It’s about the masks we wear and the reflections we choose not to look at, and what’s most terrifying about the spells is these incantations show that we are the possessed, that we are our greatest monster, and if we look out of the corner of our eyes, sometimes–if we’ve damned ourselves enough–we can catch a glimpse of our own burnings, what monstrosities and mockeries we’re to become.
So cross yourselves and say your prayers. Because in this world, you are the witch and the hunter, the girl and the wolf.
Tracy’s Teaser Review
I loved this brutal, beautiful horror poetry from Donna Lynch. Almost all of these pieces were 4-5 stars for me. The longer ones are stunning; however, it was the brief ones that damaged me. The selections of just a few lines, or even a single page, boast an unparalleled stark brutality.
Click here to see Tracy’s full review at Goodreads.
Things We Lost In The Fire Stories by Mariana Enriquez
In these wildly imaginative, devilishly daring tales of the macabre, internationally bestselling author Mariana Enriquez brings contemporary Argentina to vibrant life as a place where shocking inequality, violence, and corruption are the law of the land, while military dictatorship and legions of desaparecidos loom large in the collective memory. In these stories, reminiscent of Shirley Jackson and Julio Cortázar, three young friends distract themselves with drugs and pain in the midst a government-enforced blackout; a girl with nothing to lose steps into an abandoned house and never comes back out; to protest a viral form of domestic violence, a group of women set themselves on fire.

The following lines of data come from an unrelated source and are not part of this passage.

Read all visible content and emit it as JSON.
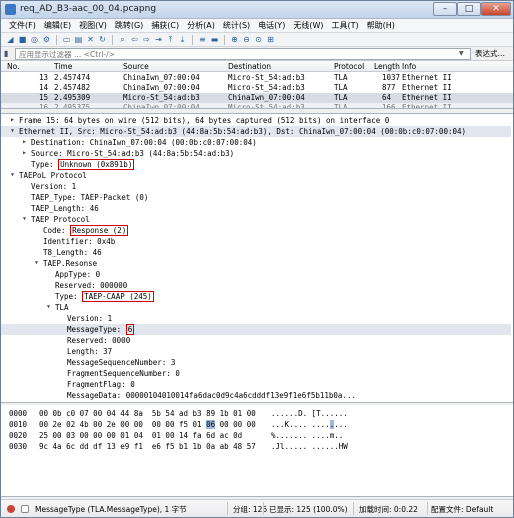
{
  "window": {
    "title": "req_AD_B3-aac_00_04.pcapng",
    "min": "–",
    "max": "□",
    "close": "✕"
  },
  "menu": [
    "文件(F)",
    "编辑(E)",
    "视图(V)",
    "跳转(G)",
    "捕获(C)",
    "分析(A)",
    "统计(S)",
    "电话(Y)",
    "无线(W)",
    "工具(T)",
    "帮助(H)"
  ],
  "toolbar": {
    "icons": [
      {
        "name": "start-capture-icon",
        "glyph": "◢"
      },
      {
        "name": "stop-capture-icon",
        "glyph": "■"
      },
      {
        "name": "restart-capture-icon",
        "glyph": "◎"
      },
      {
        "name": "capture-options-icon",
        "glyph": "⚙"
      },
      {
        "name": "sep"
      },
      {
        "name": "open-file-icon",
        "glyph": "▭"
      },
      {
        "name": "save-file-icon",
        "glyph": "▤"
      },
      {
        "name": "close-file-icon",
        "glyph": "✕"
      },
      {
        "name": "reload-icon",
        "glyph": "↻"
      },
      {
        "name": "sep"
      },
      {
        "name": "find-packet-icon",
        "glyph": "⌕"
      },
      {
        "name": "go-back-icon",
        "glyph": "⇦"
      },
      {
        "name": "go-forward-icon",
        "glyph": "⇨"
      },
      {
        "name": "go-to-packet-icon",
        "glyph": "⇥"
      },
      {
        "name": "first-packet-icon",
        "glyph": "⤒"
      },
      {
        "name": "last-packet-icon",
        "glyph": "⤓"
      },
      {
        "name": "sep"
      },
      {
        "name": "autoscroll-icon",
        "glyph": "≡"
      },
      {
        "name": "colorize-icon",
        "glyph": "▬"
      },
      {
        "name": "sep"
      },
      {
        "name": "zoom-in-icon",
        "glyph": "⊕"
      },
      {
        "name": "zoom-out-icon",
        "glyph": "⊖"
      },
      {
        "name": "zoom-reset-icon",
        "glyph": "⊙"
      },
      {
        "name": "resize-columns-icon",
        "glyph": "⊞"
      }
    ]
  },
  "filter": {
    "placeholder": "应用显示过滤器 … <Ctrl-/>",
    "expression_label": "表达式…",
    "plus": "+"
  },
  "packet_list": {
    "columns": [
      "No.",
      "Time",
      "Source",
      "Destination",
      "Protocol",
      "Length",
      "Info"
    ],
    "rows": [
      {
        "no": "13",
        "time": "2.457474",
        "src": "ChinaIwn_07:00:04",
        "dst": "Micro-St_54:ad:b3",
        "proto": "TLA",
        "len": "1037",
        "info": "Ethernet II",
        "style": "normal"
      },
      {
        "no": "14",
        "time": "2.457482",
        "src": "ChinaIwn_07:00:04",
        "dst": "Micro-St_54:ad:b3",
        "proto": "TLA",
        "len": "877",
        "info": "Ethernet II",
        "style": "normal"
      },
      {
        "no": "15",
        "time": "2.495309",
        "src": "Micro-St_54:ad:b3",
        "dst": "ChinaIwn_07:00:04",
        "proto": "TLA",
        "len": "64",
        "info": "Ethernet II",
        "style": "selected"
      },
      {
        "no": "16",
        "time": "2.495375",
        "src": "ChinaIwn_07:00:04",
        "dst": "Micro-St_54:ad:b3",
        "proto": "TLA",
        "len": "166",
        "info": "Ethernet II",
        "style": "dim"
      }
    ]
  },
  "details": [
    {
      "text": "Frame 15: 64 bytes on wire (512 bits), 64 bytes captured (512 bits) on interface 0",
      "indent": 0,
      "arrow": "▶"
    },
    {
      "text": "Ethernet II, Src: Micro-St_54:ad:b3 (44:8a:5b:54:ad:b3), Dst: ChinaIwn_07:00:04 (00:0b:c0:07:00:04)",
      "indent": 0,
      "arrow": "▼",
      "selected": true
    },
    {
      "text": "Destination: ChinaIwn_07:00:04 (00:0b:c0:07:00:04)",
      "indent": 1,
      "arrow": "▶"
    },
    {
      "text": "Source: Micro-St_54:ad:b3 (44:8a:5b:54:ad:b3)",
      "indent": 1,
      "arrow": "▶"
    },
    {
      "label": "Type: ",
      "boxed": "Unknown (0x891b)",
      "indent": 1
    },
    {
      "text": "TAEPoL Protocol",
      "indent": 0,
      "arrow": "▼"
    },
    {
      "text": "Version: 1",
      "indent": 1
    },
    {
      "text": "TAEP_Type: TAEP-Packet (0)",
      "indent": 1
    },
    {
      "text": "TAEP_Length: 46",
      "indent": 1
    },
    {
      "text": "TAEP Protocol",
      "indent": 1,
      "arrow": "▼"
    },
    {
      "label": "Code: ",
      "boxed": "Response (2)",
      "indent": 2
    },
    {
      "text": "Identifier: 0x4b",
      "indent": 2
    },
    {
      "text": "T8_Length: 46",
      "indent": 2
    },
    {
      "text": "TAEP.Resonse",
      "indent": 2,
      "arrow": "▼"
    },
    {
      "text": "AppType: 0",
      "indent": 3
    },
    {
      "text": "Reserved: 000000",
      "indent": 3
    },
    {
      "label": "Type: ",
      "boxed": "TAEP-CAAP (245)",
      "indent": 3
    },
    {
      "text": "TLA",
      "indent": 3,
      "arrow": "▼"
    },
    {
      "text": "Version: 1",
      "indent": 4
    },
    {
      "label": "MessageType: ",
      "boxed": "6",
      "indent": 4,
      "selected": true
    },
    {
      "text": "Reserved: 0000",
      "indent": 4
    },
    {
      "text": "Length: 37",
      "indent": 4
    },
    {
      "text": "MessageSequenceNumber: 3",
      "indent": 4
    },
    {
      "text": "FragmentSequenceNumber: 0",
      "indent": 4
    },
    {
      "text": "FragmentFlag: 0",
      "indent": 4
    },
    {
      "text": "MessageData: 00000104010014fa6dac0d9c4a6cdddf13e9f1e6f5b11b0a...",
      "indent": 4
    }
  ],
  "bytes": [
    {
      "off": "0000",
      "hex_pre": "00 0b c0 07 00 04 44 8a  5b 54 ad b3 89 1b 01 00",
      "hl": "",
      "hex_post": "",
      "ascii_pre": "......D. [T......",
      "ascii_hl": "",
      "ascii_post": ""
    },
    {
      "off": "0010",
      "hex_pre": "00 2e 02 4b 00 2e 00 00  00 00 f5 01 ",
      "hl": "06",
      "hex_post": " 00 00 00",
      "ascii_pre": "...K.... ....",
      "ascii_hl": ".",
      "ascii_post": "..."
    },
    {
      "off": "0020",
      "hex_pre": "25 00 03 00 00 00 01 04  01 00 14 fa 6d ac 0d",
      "hl": "",
      "hex_post": "",
      "ascii_pre": "%....... ....m..",
      "ascii_hl": "",
      "ascii_post": ""
    },
    {
      "off": "0030",
      "hex_pre": "9c 4a 6c dd df 13 e9 f1  e6 f5 b1 1b 0a ab 48 57",
      "hl": "",
      "hex_post": "",
      "ascii_pre": ".Jl..... ......HW",
      "ascii_hl": "",
      "ascii_post": ""
    }
  ],
  "status": {
    "field": "MessageType (TLA.MessageType), 1 字节",
    "packets": "分组: 125",
    "displayed": "已显示: 125 (100.0%)",
    "load_time": "加载时间: 0:0.22",
    "profile": "配置文件: Default"
  }
}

But alongside the black magic and disturbing disappearances, these stories are fueled by compassion for the frightened and the lost, ultimately bringing these characters—mothers and daughters, husbands and wives—into a surprisingly familiar reality. Written in hypnotic prose that gives grace to the grotesque, Things We Lost in the Fire is a powerful exploration of what happens when our darkest desires are left to roam unchecked, and signals the arrival of an astonishing and necessary voice in contemporary fiction.
Toni’s Teaser Review
I think that each story gives you a small glimpse into some of the political and social unrest in Argentina wrapped in horror stories. The stories aren’t particularly gory. But personally, I think that is more horror in the everyday that is discussed in each of the stories. There is so much to the backstories where the stories are taking place that I was very glad there was information about the landscape in Argentina while the author was growing up.
Click here to see Toni’s full review at The Misadventures of a Reader.
Thanks for joining us today and we hope you found something to add to your tbr list! Please share your recent reads with us in the comments below.